Entries from a dataset of interfaces:
╭──
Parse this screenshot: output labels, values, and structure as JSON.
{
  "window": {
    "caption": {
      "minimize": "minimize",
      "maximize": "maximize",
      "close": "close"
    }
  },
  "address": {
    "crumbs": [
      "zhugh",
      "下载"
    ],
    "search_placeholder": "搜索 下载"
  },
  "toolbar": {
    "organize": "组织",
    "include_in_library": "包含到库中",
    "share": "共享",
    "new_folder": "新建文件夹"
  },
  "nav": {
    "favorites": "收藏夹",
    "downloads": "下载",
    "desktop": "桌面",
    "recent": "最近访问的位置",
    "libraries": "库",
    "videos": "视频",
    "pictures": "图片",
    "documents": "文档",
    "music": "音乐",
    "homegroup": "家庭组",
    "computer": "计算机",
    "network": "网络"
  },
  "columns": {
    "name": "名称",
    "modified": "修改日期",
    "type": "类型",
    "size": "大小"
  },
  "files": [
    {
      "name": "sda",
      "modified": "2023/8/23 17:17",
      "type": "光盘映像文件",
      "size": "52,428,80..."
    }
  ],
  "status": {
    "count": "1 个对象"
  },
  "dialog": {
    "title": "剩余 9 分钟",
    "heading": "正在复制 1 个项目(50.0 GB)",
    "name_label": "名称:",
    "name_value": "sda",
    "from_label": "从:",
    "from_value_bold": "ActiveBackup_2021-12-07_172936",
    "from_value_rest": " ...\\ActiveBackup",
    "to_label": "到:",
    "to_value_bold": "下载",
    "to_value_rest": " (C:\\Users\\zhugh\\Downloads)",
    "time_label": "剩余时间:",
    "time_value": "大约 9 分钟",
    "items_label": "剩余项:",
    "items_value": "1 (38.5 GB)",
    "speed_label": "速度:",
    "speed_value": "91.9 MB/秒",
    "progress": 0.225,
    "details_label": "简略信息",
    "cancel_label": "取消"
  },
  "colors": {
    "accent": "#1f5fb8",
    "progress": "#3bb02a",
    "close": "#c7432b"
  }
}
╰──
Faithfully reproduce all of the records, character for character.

Parse this screenshot: output labels, values, and structure as JSON.
{
  "window": {
    "caption": {
      "minimize": "minimize",
      "maximize": "maximize",
      "close": "close"
    }
  },
  "address": {
    "crumbs": [
      "zhugh",
      "下载"
    ],
    "search_placeholder": "搜索 下载"
  },
  "toolbar": {
    "organize": "组织",
    "include_in_library": "包含到库中",
    "share": "共享",
    "new_folder": "新建文件夹"
  },
  "nav": {
    "favorites": "收藏夹",
    "downloads": "下载",
    "desktop": "桌面",
    "recent": "最近访问的位置",
    "libraries": "库",
    "videos": "视频",
    "pictures": "图片",
    "documents": "文档",
    "music": "音乐",
    "homegroup": "家庭组",
    "computer": "计算机",
    "network": "网络"
  },
  "columns": {
    "name": "名称",
    "modified": "修改日期",
    "type": "类型",
    "size": "大小"
  },
  "files": [
    {
      "name": "sda",
      "modified": "2023/8/23 17:17",
      "type": "光盘映像文件",
      "size": "52,428,80..."
    }
  ],
  "status": {
    "count": "1 个对象"
  },
  "dialog": {
    "title": "剩余 9 分钟",
    "heading": "正在复制 1 个项目(50.0 GB)",
    "name_label": "名称:",
    "name_value": "sda",
    "from_label": "从:",
    "from_value_bold": "ActiveBackup_2021-12-07_172936",
    "from_value_rest": " ...\\ActiveBackup",
    "to_label": "到:",
    "to_value_bold": "下载",
    "to_value_rest": " (C:\\Users\\zhugh\\Downloads)",
    "time_label": "剩余时间:",
    "time_value": "大约 9 分钟",
    "items_label": "剩余项:",
    "items_value": "1 (38.5 GB)",
    "speed_label": "速度:",
    "speed_value": "91.9 MB/秒",
    "progress": 0.225,
    "details_label": "简略信息",
    "cancel_label": "取消"
  },
  "colors": {
    "accent": "#1f5fb8",
    "progress": "#3bb02a",
    "close": "#c7432b"
  }
}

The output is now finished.